== DESCRIPTION OF THE TASK ==
Each line from the one containing "Give me the" through the final line of the records is to be repeated exactly, with no additions.

Saved entries:
┄┄┄┄┄┄┄┄┄┄
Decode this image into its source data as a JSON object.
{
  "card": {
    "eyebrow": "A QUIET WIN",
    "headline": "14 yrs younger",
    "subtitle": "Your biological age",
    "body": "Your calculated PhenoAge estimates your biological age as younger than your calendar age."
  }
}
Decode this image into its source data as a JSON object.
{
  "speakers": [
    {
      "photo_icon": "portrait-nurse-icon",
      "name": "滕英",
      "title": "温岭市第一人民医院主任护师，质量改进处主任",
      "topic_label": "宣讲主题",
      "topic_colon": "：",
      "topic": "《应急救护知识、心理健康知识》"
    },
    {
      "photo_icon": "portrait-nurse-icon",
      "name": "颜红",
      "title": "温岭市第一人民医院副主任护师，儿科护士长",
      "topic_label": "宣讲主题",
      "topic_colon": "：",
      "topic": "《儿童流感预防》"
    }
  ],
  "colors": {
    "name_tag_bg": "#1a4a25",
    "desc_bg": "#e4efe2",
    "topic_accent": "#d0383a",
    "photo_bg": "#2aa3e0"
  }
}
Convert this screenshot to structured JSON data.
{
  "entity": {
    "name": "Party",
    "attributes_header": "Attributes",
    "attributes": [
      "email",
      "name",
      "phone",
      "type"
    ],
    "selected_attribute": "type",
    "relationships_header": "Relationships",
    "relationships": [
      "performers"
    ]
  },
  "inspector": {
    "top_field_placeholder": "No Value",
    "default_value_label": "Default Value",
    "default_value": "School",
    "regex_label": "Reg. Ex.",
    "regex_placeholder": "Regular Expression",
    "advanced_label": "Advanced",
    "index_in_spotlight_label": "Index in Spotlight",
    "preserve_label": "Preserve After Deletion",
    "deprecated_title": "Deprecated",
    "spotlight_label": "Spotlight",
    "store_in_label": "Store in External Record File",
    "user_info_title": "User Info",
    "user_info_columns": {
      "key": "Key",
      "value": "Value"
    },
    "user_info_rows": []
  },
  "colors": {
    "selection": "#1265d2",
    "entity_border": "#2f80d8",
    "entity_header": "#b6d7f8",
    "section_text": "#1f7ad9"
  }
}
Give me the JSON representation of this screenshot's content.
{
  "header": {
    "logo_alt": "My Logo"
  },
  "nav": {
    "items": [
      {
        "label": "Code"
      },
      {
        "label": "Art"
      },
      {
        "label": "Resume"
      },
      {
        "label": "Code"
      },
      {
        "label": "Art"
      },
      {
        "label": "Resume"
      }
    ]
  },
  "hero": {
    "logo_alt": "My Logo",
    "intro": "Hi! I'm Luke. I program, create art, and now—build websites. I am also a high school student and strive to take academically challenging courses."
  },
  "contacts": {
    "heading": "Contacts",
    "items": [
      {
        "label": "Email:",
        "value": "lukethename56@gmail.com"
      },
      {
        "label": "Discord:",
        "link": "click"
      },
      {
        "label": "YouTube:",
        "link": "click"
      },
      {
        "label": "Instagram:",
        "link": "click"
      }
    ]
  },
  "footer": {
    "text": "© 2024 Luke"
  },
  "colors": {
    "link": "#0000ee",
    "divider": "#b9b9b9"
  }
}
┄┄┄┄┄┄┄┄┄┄
== EXERCISE SOLUTION ==
Give me the JSON representation of this screenshot's content.
{
  "header": {
    "logo_alt": "My Logo"
  },
  "nav": {
    "items": [
      {
        "label": "Code"
      },
      {
        "label": "Art"
      },
      {
        "label": "Resume"
      },
      {
        "label": "Code"
      },
      {
        "label": "Art"
      },
      {
        "label": "Resume"
      }
    ]
  },
  "hero": {
    "logo_alt": "My Logo",
    "intro": "Hi! I'm Luke. I program, create art, and now—build websites. I am also a high school student and strive to take academically challenging courses."
  },
  "contacts": {
    "heading": "Contacts",
    "items": [
      {
        "label": "Email:",
        "value": "lukethename56@gmail.com"
      },
      {
        "label": "Discord:",
        "link": "click"
      },
      {
        "label": "YouTube:",
        "link": "click"
      },
      {
        "label": "Instagram:",
        "link": "click"
      }
    ]
  },
  "footer": {
    "text": "© 2024 Luke"
  },
  "colors": {
    "link": "#0000ee",
    "divider": "#b9b9b9"
  }
}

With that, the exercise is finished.